Wood is the element associated with spring. It represents birth, growth, hope and vision. Its color is green and its sound is shouting. Its energy is that of bursting forth, like new shoots forcing their way through the ground or buds exploding into leaf. When thwarted, this outward energy can get stuck, resulting in the emotions of anger and frustration.
The organs associated with wood are the gallbladder and the liver. These are at their peak of activity between 11pm and 3am.
Fire is the element associated with summer. Its emotion is joy and it plays an important role in love and relationships. Its color is red and its sound is laughter. The energy of fire is up and down, like the dancing of flames. It can bring extreme happiness but when imbalanced can also result is great sadness and an inability to experience joy.
Fire is the only element to have two pairs of associated organs. The first is the heart and small intestine. They are at their peak between 11am and 3pm. The second pair is the pericardium and triple warmer. These two organs are unique to TCM. In western medicine, the pericardium is the muscular covering of the heart, but in TCM it plays a far more complex role. The triple warmer is responsible for controlling the three areas of the torso and regulating the body temperature. These two organs are at their peak between 9pm and 11pm.

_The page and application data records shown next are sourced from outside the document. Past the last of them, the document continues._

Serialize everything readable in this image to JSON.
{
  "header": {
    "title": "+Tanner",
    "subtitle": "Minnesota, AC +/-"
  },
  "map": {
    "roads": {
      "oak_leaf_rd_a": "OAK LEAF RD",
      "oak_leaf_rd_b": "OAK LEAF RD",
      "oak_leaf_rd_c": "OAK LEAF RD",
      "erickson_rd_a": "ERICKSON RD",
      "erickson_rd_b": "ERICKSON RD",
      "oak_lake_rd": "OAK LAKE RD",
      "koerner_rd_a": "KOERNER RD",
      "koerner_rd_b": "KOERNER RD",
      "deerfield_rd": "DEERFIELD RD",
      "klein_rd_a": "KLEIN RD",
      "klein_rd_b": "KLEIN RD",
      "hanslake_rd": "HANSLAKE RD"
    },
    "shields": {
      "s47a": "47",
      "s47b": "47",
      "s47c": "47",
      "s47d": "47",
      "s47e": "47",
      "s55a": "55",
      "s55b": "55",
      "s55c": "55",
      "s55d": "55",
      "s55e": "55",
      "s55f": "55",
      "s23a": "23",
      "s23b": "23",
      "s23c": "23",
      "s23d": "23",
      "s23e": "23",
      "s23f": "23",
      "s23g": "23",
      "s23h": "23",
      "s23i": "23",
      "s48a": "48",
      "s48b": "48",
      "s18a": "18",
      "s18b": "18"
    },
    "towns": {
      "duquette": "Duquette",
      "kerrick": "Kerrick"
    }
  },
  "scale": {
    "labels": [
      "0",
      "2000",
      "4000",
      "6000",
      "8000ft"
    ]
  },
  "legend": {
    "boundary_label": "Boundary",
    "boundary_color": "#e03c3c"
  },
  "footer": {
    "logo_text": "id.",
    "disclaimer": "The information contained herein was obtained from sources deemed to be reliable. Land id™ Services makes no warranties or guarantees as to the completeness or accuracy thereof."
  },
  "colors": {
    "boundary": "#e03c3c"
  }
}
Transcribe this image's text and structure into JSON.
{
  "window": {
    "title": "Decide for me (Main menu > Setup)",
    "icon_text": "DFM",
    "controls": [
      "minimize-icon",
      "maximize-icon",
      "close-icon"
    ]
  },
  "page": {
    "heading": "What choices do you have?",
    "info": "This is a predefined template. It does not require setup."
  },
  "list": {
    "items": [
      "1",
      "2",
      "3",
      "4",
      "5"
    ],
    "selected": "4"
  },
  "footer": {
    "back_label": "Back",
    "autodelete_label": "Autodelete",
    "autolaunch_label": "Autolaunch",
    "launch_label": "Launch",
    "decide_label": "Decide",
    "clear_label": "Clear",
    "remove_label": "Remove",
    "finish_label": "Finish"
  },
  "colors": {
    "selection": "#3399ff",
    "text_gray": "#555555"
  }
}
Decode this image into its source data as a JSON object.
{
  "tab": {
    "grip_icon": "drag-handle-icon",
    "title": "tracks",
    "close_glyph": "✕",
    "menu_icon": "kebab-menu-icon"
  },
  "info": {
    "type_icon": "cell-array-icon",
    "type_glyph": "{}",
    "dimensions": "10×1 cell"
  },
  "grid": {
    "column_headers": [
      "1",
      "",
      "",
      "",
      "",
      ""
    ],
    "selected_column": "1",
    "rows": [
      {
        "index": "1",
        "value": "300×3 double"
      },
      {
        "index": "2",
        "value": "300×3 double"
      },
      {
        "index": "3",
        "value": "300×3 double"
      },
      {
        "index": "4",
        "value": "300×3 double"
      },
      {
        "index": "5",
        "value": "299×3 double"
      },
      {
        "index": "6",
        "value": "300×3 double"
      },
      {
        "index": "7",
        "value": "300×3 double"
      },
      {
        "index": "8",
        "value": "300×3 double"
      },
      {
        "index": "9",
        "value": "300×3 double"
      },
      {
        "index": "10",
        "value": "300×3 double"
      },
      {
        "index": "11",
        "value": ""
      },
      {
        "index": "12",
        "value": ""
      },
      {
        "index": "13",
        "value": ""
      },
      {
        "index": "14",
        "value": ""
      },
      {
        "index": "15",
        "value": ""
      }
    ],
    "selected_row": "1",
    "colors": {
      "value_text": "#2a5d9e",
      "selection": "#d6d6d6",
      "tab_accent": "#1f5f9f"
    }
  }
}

Earth is associated with late summer, a period of change between seasons. It reprsents abundance and the harvest. Its associated color is yellow and its sound is singing. Its emotion is sympathy, but when out of balance this can also manifest as worry and overthinking. Its energy is circular, moving around like the earth on its axis.
The organs associated with earth are the stomach and the spleen. These are the main digestive organs and are at their peak between 7am and 11am.
Metal is associated with fall, a time when, in nature, things are beginning to die off in preparation for winter. Its energy is downwards, like leaves dropping from the trees. Its color is white and its sound is weeping. The emotion associated with metal is grief. However, this can also be positive, allowing you to let go of the old to make way for the new.
It is associated with the lungs and large intestine, responsible for taking in clean air and expelling waste. They are at their peak between 3am and 7am.
Water is associated with winter, a time of stillness, rest and recuperation. Its color is blue and its sound is groaning. It is associated with the emotion fear, but, in balance, this can also lead to wisdom. Water is also strongly associated with the will. It is forceful, like waves crashing against the rocks, or even a slow, steady drip which, over time, can erode the hardest rock.
The organs associated with water are the urinary bladder and kidneys. They are at their peak between 3pm and 7pm.
So by looking at a patient's complexion and listening to their voice, as well as taking into account which organs are manifesting symptoms, it is possible to tell which elements are imbalanced. This means that a disease can be successfully diagnosed and treated from its root cause, as well as relieving the immediate symptoms.